If a layman sees so many issues, what merit would the promoter, being the biggest beneficiary, have seen in this structure? Did they take an ill-advised route with no proper professional guidance? Certainly not, as seen from the annual report, they have spent a significant amount on legal fees and must have made sure that all the ground was duly covered!
What could be such an artifice available to the promoter which a small investor may not have the luxury of accessing?
The redemption amount is taxable in the hands of the receiver of the proceeds as dividends in the present law. Therefore, if the receiver has a tax-exempt status, then such amounts cannot be taxed. For example, mutual funds are not subject to tax on dividends or capital gains.
Given the above scenario, the promoters could have negotiated with one or more such entities to buy their quota and escape the tax on the redemption proceeds. One such fund is within the larger TVS group and can be a captive buyer!
It is difficult to calculate the amount of the possible tax heist but assuming a 20% arbitrage on 75% of the total payout, it is a smart Rs370 crore! An interested reader may work out over how many years the company paid a cumulative tax equalling the above number!
To conclude, the money spent on the lawyers and the tax consultants would have a good payback if the tax authorities don't treat the scheme as a case of tax evasion under the anti-avoidance rules or if the government, sensing the potential, makes a retrospective change to the law!
Postscript: Someone can raise a mischievous query about whether the tax can be fully avoided if the issuer were to buy back the entire issue a few days before the redemption!

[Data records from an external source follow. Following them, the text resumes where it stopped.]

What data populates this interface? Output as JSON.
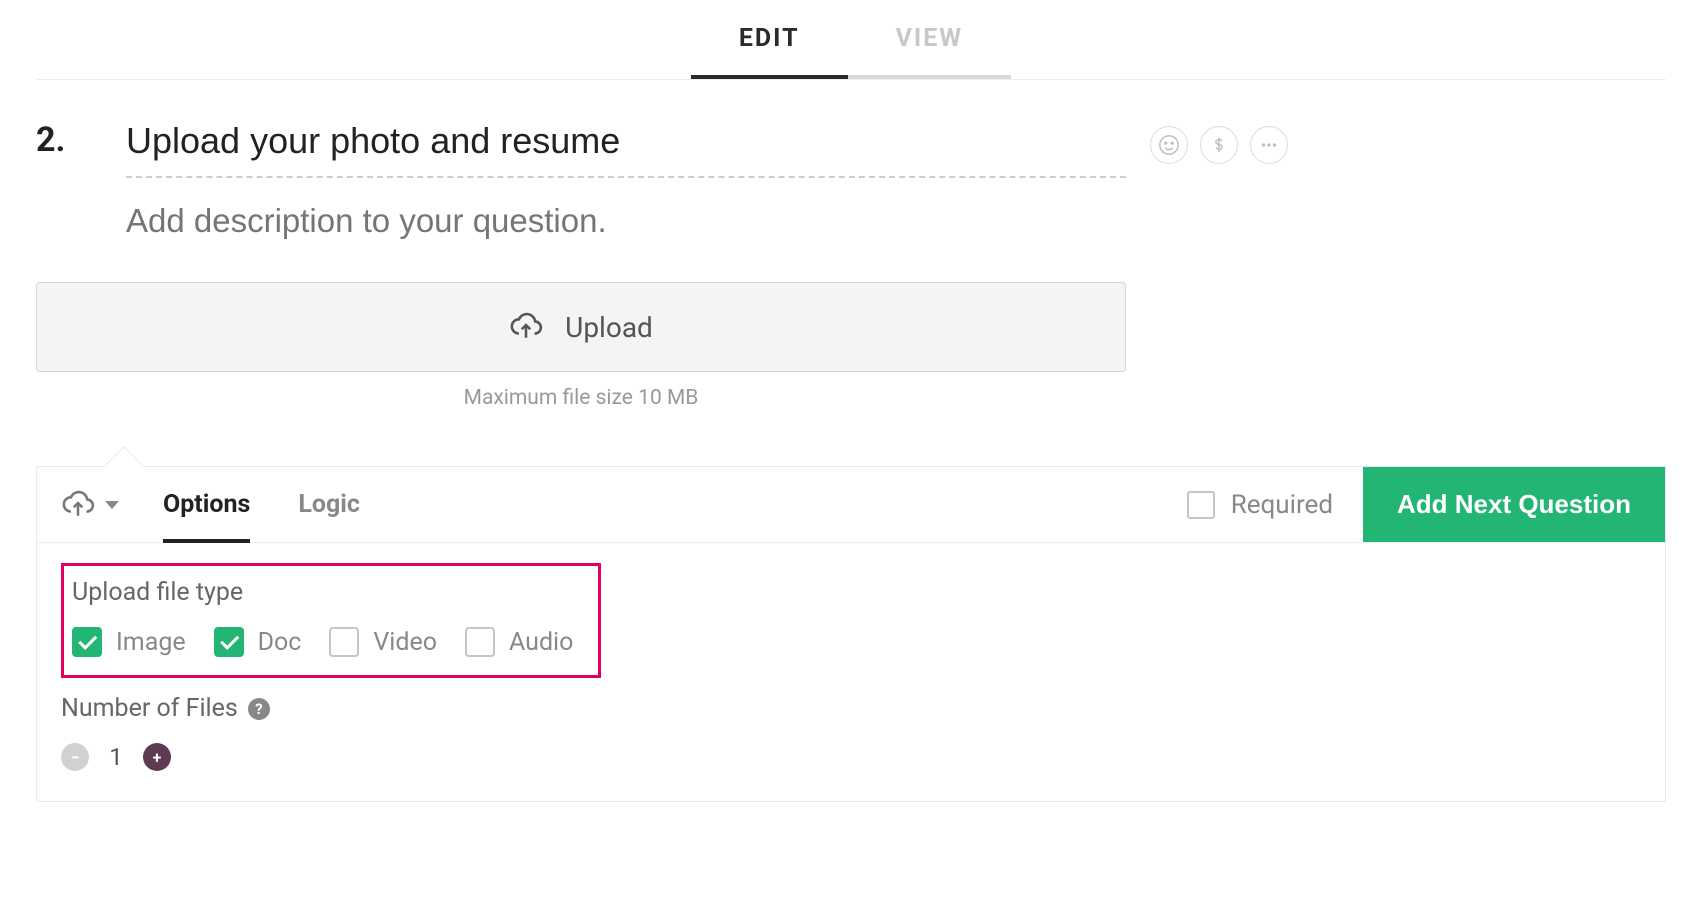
{
  "tabs": {
    "edit": "EDIT",
    "view": "VIEW"
  },
  "question": {
    "number": "2.",
    "title": "Upload your photo and resume",
    "description_placeholder": "Add description to your question."
  },
  "upload": {
    "button_label": "Upload",
    "note": "Maximum file size 10 MB"
  },
  "panel": {
    "tabs": {
      "options": "Options",
      "logic": "Logic"
    },
    "required_label": "Required",
    "add_next_label": "Add Next Question",
    "upload_file_type_title": "Upload file type",
    "file_types": [
      {
        "label": "Image",
        "checked": true
      },
      {
        "label": "Doc",
        "checked": true
      },
      {
        "label": "Video",
        "checked": false
      },
      {
        "label": "Audio",
        "checked": false
      }
    ],
    "number_of_files_label": "Number of Files",
    "help_glyph": "?",
    "file_count": "1",
    "minus_glyph": "−",
    "plus_glyph": "+"
  },
  "icons": {
    "smile": "smile-icon",
    "dollar": "dollar-icon",
    "more": "more-icon"
  }
}
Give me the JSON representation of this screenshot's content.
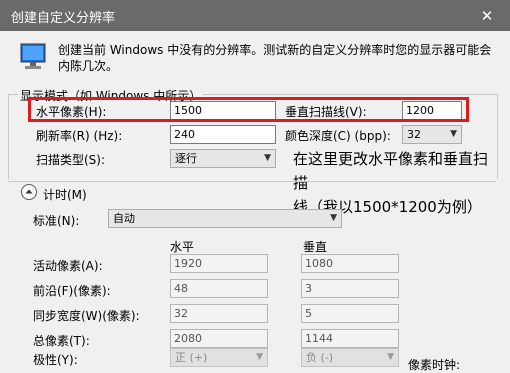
{
  "window": {
    "title": "创建自定义分辨率",
    "close_symbol": "✕"
  },
  "intro": {
    "line1": "创建当前 Windows 中没有的分辨率。测试新的自定义分辨率时您的显示器可能会",
    "line2": "内陈几次。"
  },
  "display_mode": {
    "group_label": "显示模式（如 Windows 中所示）",
    "h_pixels": {
      "label": "水平像素(H):",
      "value": "1500"
    },
    "v_lines": {
      "label": "垂直扫描线(V):",
      "value": "1200"
    },
    "refresh": {
      "label": "刷新率(R) (Hz):",
      "value": "240"
    },
    "color_depth": {
      "label": "颜色深度(C) (bpp):",
      "value": "32"
    },
    "scan_type": {
      "label": "扫描类型(S):",
      "value": "逐行"
    }
  },
  "annotation": {
    "line1": "在这里更改水平像素和垂直扫描",
    "line2": "线（我以1500*1200为例）",
    "color": "#d91e1e"
  },
  "timing": {
    "toggle_label": "计时(M)",
    "standard": {
      "label": "标准(N):",
      "value": "自动"
    },
    "col_h": "水平",
    "col_v": "垂直",
    "rows": [
      {
        "label": "活动像素(A):",
        "h": "1920",
        "v": "1080"
      },
      {
        "label": "前沿(F)(像素):",
        "h": "48",
        "v": "3"
      },
      {
        "label": "同步宽度(W)(像素):",
        "h": "32",
        "v": "5"
      },
      {
        "label": "总像素(T):",
        "h": "2080",
        "v": "1144"
      }
    ],
    "polarity": {
      "label": "极性(Y):",
      "h": "正 (+)",
      "v": "负 (-)"
    },
    "pixel_clock_label": "像素时钟:"
  }
}
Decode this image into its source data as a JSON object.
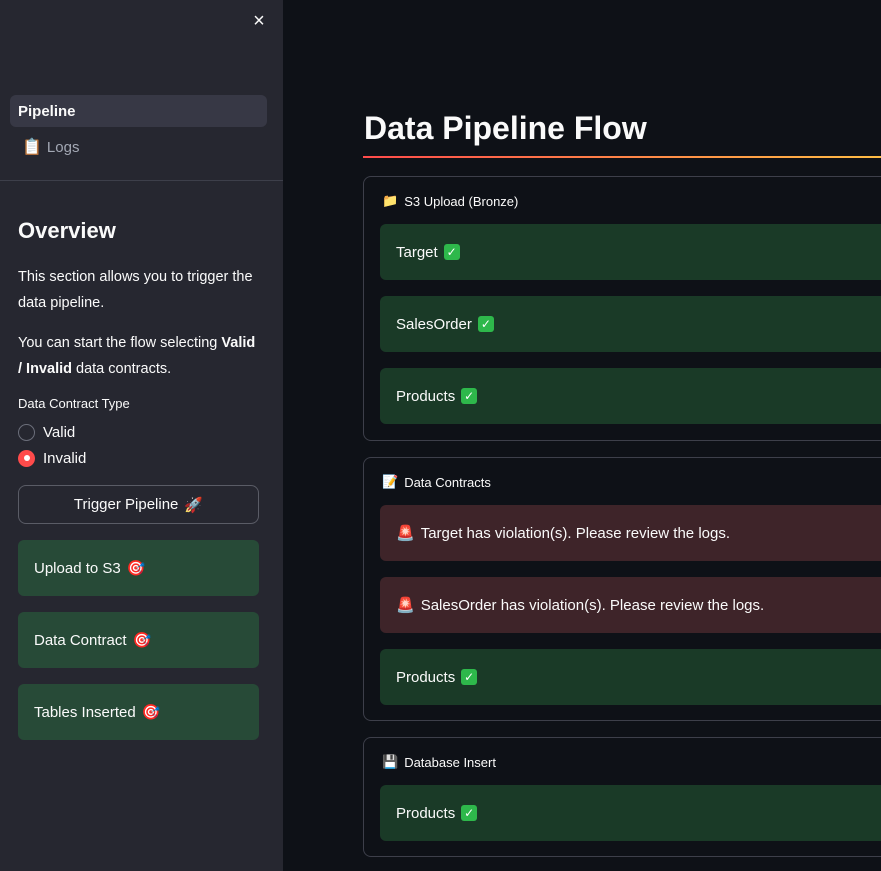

(Ranganathan V is a CA and CS. He has over 43 years of experience in the corporate sector and in consultancy. For 17 years, he worked as Director and Partner in Ernst & Young LLP and three years as senior advisor post-retirement handling the task of building the Chennai and Hyderabad practice of E&Y in tax and regulatory space. Currently, he serves as an independent director on the board of four companies).